Repeat each entry exactly, but do not carry over the pictures.

(Component data from apps and pages)
┌────────

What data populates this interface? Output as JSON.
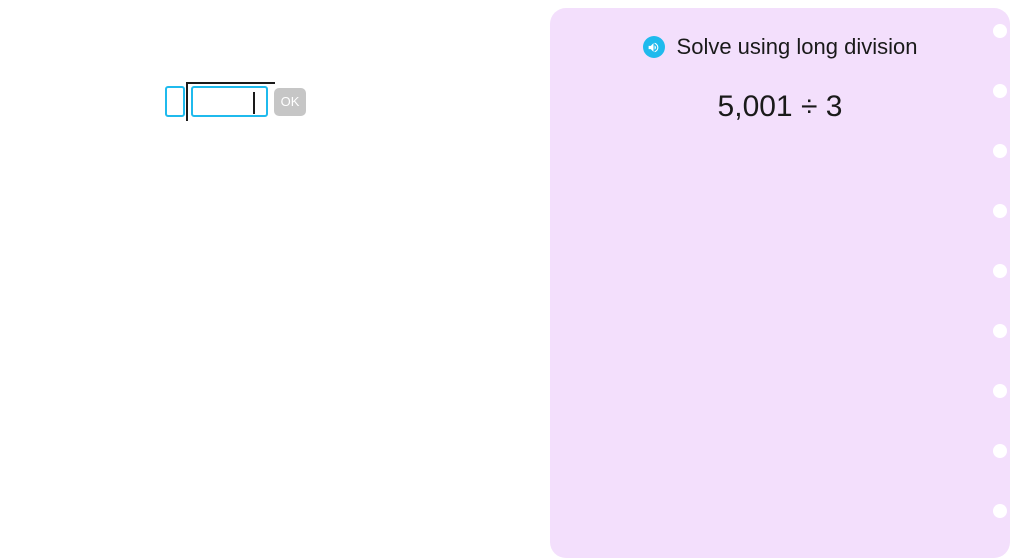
{
  "panel": {
    "instruction": "Solve using long division",
    "problem": "5,001 ÷ 3"
  },
  "workspace": {
    "ok_label": "OK"
  }
}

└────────

■ ANSWER FOR THE TASK ■
What data populates this interface? Output as JSON.
{
  "panel": {
    "instruction": "Solve using long division",
    "problem": "5,001 ÷ 3"
  },
  "workspace": {
    "ok_label": "OK"
  }
}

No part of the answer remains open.